Report back every line of the entries that contains "heading", exactly as written.

Source records:
※ ※ ※

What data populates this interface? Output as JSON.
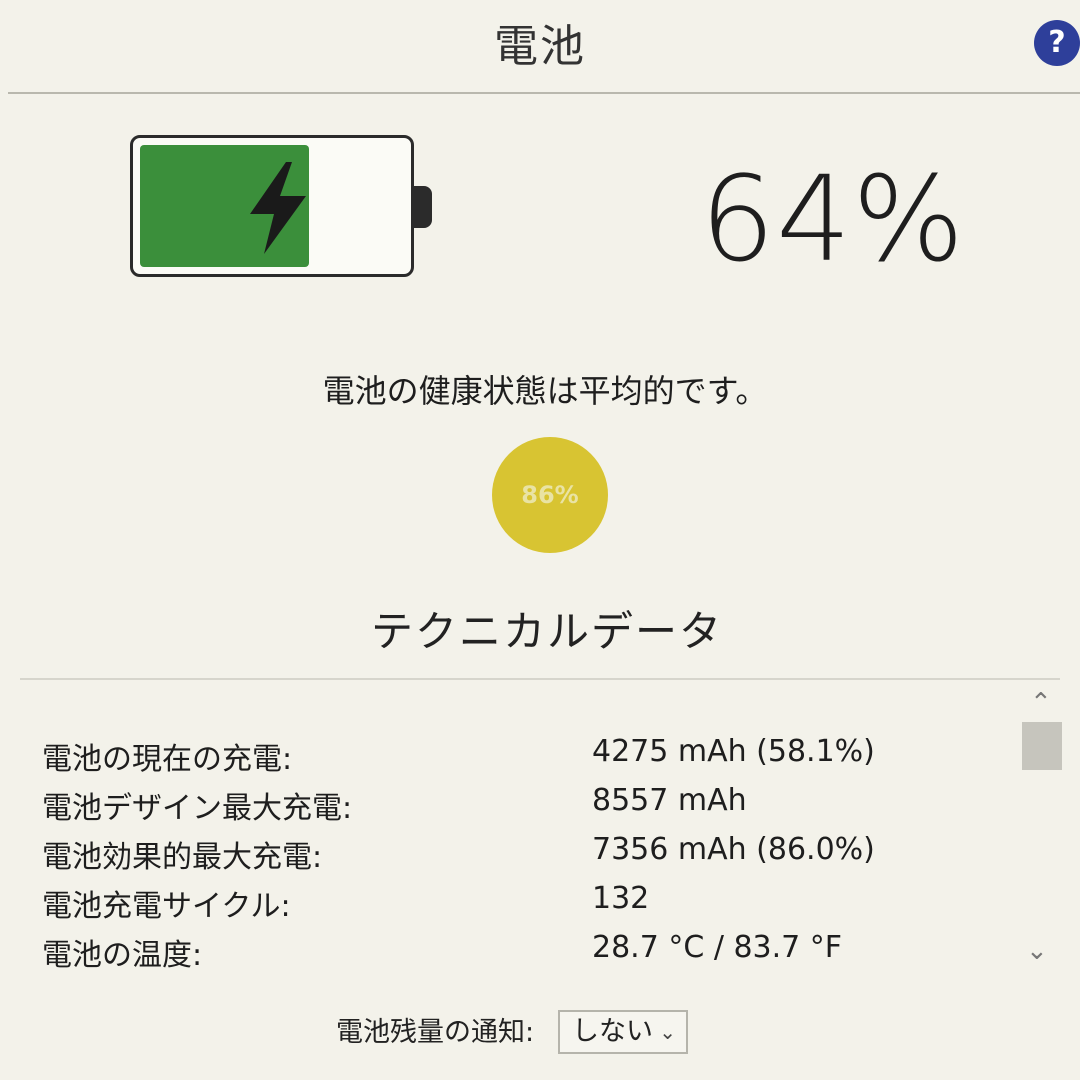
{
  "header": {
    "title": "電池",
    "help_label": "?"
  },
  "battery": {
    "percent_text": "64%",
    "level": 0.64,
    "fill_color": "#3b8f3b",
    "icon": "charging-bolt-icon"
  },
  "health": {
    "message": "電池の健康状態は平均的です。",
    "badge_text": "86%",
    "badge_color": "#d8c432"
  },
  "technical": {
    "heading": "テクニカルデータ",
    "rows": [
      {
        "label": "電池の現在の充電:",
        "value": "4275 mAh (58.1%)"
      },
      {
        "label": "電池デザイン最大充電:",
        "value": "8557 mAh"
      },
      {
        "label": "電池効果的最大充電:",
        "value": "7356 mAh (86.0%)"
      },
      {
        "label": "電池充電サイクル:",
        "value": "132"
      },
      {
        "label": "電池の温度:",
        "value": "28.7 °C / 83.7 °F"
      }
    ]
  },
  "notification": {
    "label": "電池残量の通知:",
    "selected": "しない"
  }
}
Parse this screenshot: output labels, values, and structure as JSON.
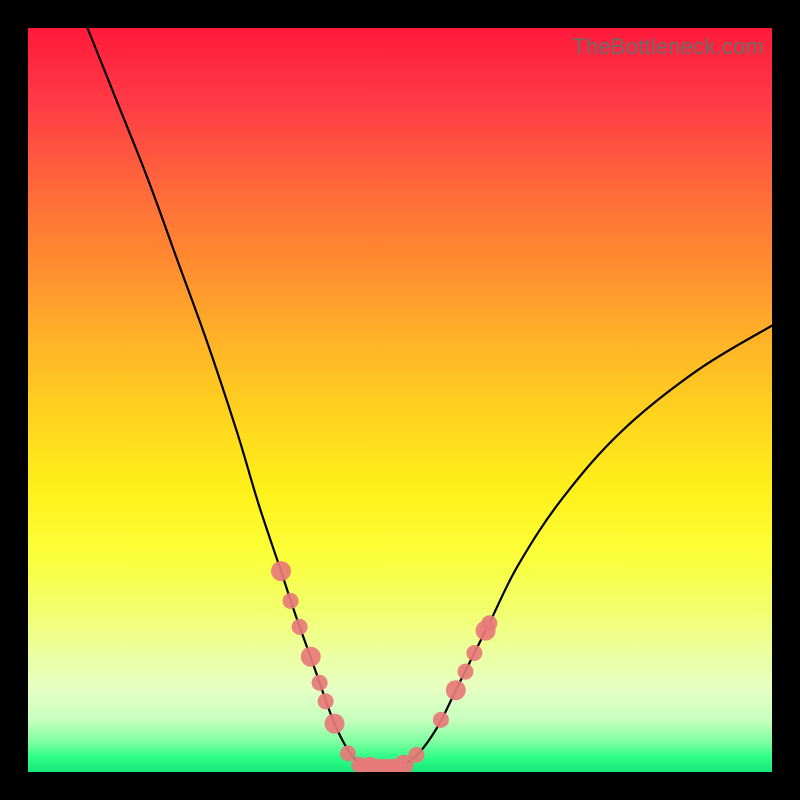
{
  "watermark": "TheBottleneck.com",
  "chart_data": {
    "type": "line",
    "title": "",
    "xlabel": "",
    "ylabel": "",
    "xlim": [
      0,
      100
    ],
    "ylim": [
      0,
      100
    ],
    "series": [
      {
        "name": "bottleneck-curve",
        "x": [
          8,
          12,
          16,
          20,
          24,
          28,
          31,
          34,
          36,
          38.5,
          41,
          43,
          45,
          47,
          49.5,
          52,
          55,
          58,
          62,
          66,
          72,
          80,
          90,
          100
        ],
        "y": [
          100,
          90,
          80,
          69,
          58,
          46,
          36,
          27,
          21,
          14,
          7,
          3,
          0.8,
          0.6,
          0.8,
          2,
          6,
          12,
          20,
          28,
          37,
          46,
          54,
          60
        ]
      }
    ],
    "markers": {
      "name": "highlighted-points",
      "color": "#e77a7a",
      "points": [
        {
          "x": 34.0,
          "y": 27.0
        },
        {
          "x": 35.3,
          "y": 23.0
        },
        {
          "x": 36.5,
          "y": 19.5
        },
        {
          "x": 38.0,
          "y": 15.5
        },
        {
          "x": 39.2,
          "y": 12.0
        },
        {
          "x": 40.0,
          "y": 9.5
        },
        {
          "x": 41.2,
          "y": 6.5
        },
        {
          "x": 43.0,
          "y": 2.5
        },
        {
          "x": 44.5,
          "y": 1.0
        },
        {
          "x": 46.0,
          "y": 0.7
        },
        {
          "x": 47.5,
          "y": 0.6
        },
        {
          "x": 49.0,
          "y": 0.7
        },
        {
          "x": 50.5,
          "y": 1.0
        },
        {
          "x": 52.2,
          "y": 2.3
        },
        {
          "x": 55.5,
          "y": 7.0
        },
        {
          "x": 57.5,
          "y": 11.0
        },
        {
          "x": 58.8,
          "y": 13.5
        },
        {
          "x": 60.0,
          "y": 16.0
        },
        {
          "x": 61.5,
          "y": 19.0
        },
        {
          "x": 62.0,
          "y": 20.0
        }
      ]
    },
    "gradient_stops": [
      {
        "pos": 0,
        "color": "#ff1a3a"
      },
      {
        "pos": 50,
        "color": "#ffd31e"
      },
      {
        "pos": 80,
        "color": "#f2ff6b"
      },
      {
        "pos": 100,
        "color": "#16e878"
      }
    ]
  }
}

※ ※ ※

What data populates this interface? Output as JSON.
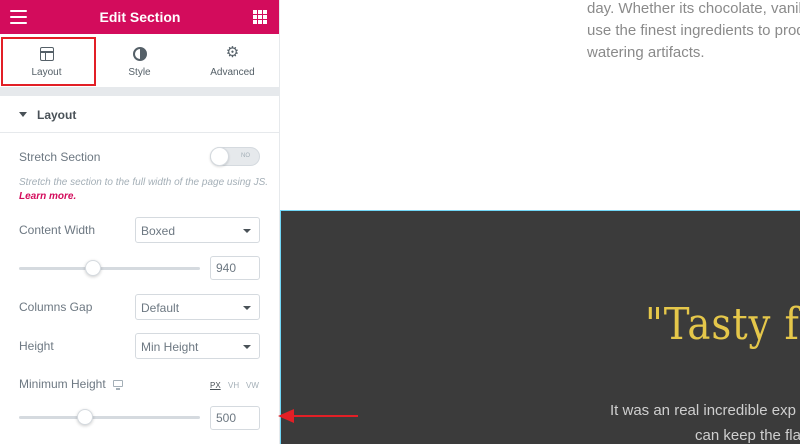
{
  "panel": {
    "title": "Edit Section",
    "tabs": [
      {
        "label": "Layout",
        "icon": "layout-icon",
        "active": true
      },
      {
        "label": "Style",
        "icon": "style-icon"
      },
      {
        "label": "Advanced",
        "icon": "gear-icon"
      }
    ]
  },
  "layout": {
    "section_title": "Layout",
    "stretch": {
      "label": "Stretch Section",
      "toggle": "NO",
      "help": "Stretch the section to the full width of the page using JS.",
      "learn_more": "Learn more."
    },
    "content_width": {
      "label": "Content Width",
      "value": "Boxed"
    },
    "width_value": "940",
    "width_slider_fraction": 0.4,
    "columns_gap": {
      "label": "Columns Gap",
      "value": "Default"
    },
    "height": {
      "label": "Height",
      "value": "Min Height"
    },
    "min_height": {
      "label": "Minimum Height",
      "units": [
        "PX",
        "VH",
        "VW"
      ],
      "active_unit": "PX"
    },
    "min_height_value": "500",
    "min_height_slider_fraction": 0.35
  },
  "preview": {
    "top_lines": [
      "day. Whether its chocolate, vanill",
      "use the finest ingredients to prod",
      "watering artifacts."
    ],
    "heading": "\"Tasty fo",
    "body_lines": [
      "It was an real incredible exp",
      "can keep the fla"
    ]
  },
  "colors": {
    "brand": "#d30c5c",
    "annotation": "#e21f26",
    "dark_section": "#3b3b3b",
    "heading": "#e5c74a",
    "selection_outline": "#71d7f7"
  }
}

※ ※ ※

Task result:
    "heading": "テクニカルデータ",
    "heading": "\"Tasty fo",
    "heading": "#e5c74a",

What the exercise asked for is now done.